[Page and application data records]
◆ ◆ ◆ ◆ ◆ ◆ ◆
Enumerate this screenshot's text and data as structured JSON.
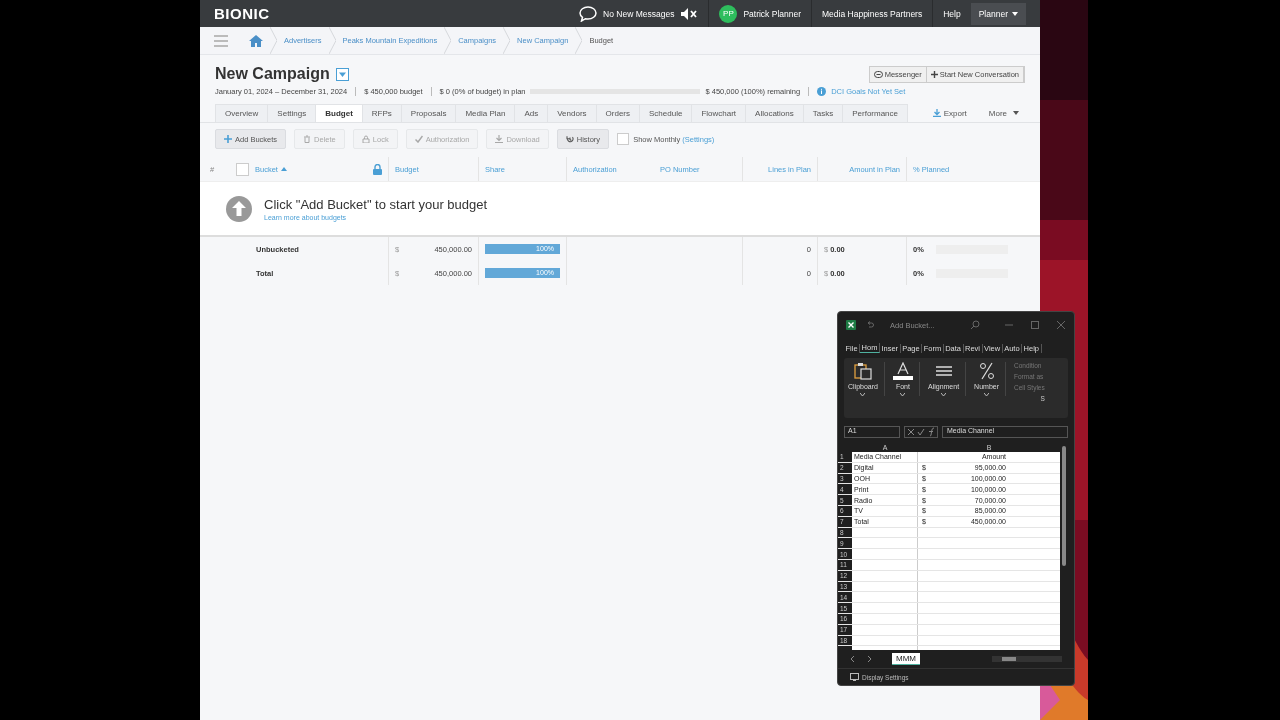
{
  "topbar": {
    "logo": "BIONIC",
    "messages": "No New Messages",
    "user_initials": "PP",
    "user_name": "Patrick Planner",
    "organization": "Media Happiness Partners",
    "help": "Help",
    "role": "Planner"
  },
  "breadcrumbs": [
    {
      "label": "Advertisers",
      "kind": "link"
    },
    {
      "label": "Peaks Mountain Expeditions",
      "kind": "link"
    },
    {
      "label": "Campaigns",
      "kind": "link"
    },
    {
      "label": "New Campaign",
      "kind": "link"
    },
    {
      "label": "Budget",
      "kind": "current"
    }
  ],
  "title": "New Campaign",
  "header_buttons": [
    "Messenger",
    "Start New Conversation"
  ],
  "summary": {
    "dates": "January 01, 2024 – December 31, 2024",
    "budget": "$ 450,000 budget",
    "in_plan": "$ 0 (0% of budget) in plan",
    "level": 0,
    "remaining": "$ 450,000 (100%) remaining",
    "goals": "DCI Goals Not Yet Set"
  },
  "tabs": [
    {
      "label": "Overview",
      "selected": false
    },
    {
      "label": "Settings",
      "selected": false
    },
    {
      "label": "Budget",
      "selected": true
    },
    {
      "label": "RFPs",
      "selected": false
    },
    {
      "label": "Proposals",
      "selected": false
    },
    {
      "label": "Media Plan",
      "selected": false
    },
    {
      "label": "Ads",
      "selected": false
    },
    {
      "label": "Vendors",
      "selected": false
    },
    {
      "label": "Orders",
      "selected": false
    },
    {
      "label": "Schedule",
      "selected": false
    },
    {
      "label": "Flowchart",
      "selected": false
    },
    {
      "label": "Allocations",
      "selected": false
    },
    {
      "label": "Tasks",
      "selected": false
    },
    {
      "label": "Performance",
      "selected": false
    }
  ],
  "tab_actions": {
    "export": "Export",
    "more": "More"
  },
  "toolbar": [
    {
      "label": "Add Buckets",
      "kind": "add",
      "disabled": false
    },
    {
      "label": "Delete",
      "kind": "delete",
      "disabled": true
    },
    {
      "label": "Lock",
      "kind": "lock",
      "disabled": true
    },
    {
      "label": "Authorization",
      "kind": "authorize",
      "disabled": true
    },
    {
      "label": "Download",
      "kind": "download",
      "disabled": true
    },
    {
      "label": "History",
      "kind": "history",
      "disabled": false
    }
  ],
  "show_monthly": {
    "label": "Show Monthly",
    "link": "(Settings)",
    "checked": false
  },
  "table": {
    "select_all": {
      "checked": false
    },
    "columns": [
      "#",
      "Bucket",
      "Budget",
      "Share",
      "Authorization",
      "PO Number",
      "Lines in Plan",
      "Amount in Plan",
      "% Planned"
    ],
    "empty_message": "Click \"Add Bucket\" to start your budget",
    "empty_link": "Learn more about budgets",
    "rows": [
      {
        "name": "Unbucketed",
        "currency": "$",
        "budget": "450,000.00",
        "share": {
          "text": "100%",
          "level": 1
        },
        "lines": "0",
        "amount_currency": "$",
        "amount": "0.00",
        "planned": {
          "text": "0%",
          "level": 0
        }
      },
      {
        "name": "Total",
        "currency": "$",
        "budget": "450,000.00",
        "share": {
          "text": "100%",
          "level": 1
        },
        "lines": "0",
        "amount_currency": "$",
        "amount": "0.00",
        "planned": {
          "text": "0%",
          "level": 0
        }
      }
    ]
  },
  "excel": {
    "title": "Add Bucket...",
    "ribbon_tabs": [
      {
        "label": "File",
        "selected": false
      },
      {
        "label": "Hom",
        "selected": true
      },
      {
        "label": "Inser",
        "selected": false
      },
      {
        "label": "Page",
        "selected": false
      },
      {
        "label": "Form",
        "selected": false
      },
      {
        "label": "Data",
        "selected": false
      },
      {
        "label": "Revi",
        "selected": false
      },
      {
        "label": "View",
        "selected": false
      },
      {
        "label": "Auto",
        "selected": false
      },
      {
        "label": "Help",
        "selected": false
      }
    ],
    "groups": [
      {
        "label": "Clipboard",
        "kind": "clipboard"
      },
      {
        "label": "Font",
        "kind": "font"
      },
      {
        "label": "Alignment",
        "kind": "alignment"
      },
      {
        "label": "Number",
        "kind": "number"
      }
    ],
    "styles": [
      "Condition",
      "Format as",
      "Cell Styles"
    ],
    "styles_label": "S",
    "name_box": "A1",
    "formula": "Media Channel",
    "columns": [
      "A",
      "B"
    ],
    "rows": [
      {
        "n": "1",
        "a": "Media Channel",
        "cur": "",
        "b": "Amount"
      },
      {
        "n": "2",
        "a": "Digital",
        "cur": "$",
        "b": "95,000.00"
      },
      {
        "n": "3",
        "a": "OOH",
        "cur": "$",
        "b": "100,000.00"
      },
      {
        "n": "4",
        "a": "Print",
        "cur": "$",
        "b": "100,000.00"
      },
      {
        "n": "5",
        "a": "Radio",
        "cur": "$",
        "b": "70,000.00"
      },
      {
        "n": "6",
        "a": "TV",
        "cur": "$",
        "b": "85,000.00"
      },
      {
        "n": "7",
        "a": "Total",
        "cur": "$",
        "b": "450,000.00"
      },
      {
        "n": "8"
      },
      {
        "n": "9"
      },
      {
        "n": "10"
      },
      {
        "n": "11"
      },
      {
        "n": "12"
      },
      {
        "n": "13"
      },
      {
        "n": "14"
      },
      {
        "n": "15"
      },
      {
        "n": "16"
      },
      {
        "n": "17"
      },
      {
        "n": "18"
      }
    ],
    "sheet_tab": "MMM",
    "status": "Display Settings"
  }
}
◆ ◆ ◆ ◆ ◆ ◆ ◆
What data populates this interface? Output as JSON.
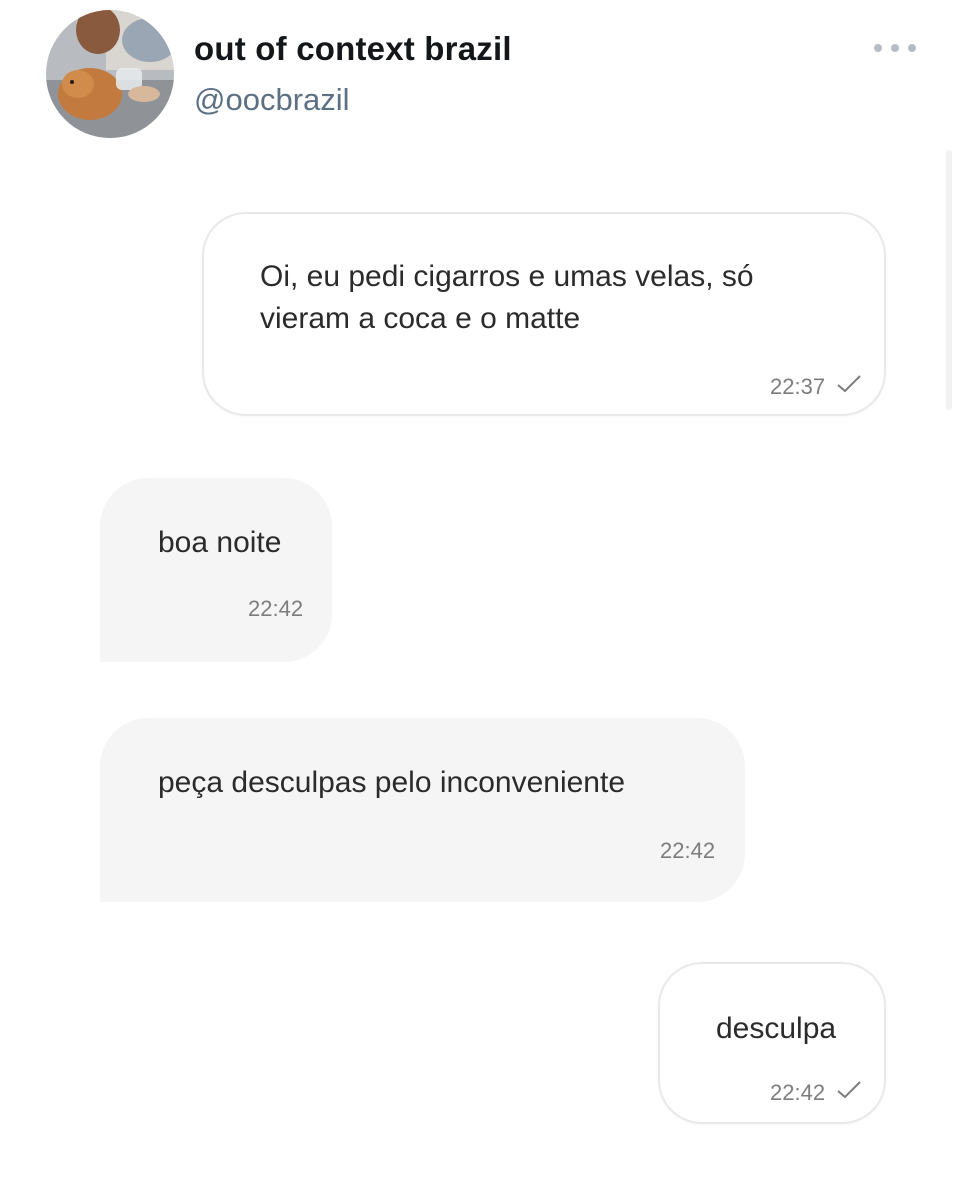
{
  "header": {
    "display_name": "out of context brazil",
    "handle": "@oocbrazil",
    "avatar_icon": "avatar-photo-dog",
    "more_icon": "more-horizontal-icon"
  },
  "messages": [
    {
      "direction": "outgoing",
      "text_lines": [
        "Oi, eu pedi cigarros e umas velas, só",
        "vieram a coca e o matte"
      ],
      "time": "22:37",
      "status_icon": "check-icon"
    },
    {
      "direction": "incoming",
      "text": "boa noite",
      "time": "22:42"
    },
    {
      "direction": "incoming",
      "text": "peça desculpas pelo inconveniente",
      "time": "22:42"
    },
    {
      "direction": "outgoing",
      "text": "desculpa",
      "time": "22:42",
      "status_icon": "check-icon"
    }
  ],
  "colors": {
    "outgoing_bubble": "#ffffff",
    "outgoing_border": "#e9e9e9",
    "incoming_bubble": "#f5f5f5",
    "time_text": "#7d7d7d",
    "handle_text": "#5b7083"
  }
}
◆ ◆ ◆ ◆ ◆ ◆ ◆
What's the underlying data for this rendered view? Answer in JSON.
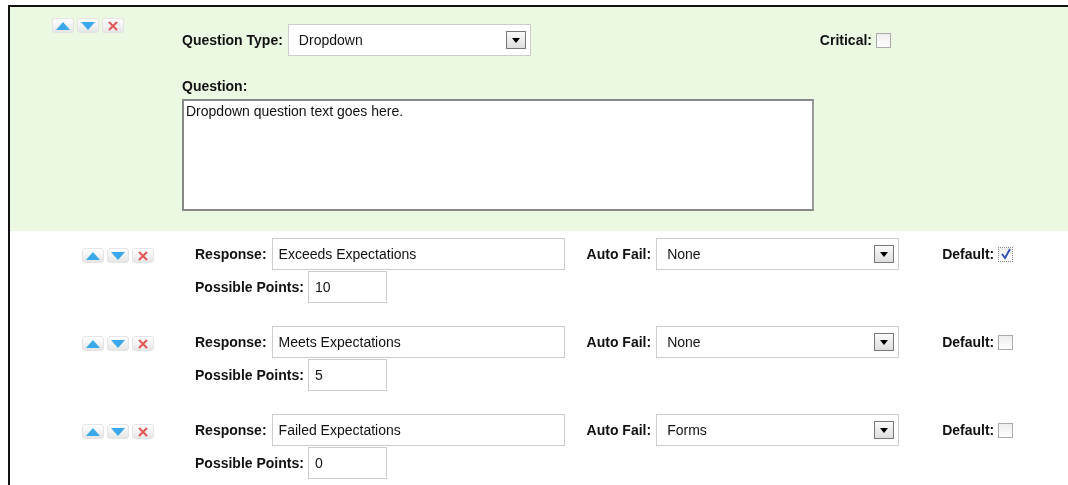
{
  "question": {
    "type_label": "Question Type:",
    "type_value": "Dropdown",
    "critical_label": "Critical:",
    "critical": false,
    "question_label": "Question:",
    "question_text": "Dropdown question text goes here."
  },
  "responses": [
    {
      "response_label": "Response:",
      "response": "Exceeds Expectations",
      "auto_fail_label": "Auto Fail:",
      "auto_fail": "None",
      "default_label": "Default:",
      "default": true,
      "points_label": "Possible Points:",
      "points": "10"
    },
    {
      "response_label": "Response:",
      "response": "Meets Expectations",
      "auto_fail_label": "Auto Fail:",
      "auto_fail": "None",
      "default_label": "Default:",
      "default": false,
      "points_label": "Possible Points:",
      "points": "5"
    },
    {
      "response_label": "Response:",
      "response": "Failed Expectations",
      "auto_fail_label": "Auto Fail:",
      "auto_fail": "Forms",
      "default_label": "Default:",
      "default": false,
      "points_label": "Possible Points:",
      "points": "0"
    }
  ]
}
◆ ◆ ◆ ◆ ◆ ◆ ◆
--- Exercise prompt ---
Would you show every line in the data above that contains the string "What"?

--- Finished exercise ---
What data populates this interface? Output as JSON.
What's the underlying data for this rendered view? Answer in JSON.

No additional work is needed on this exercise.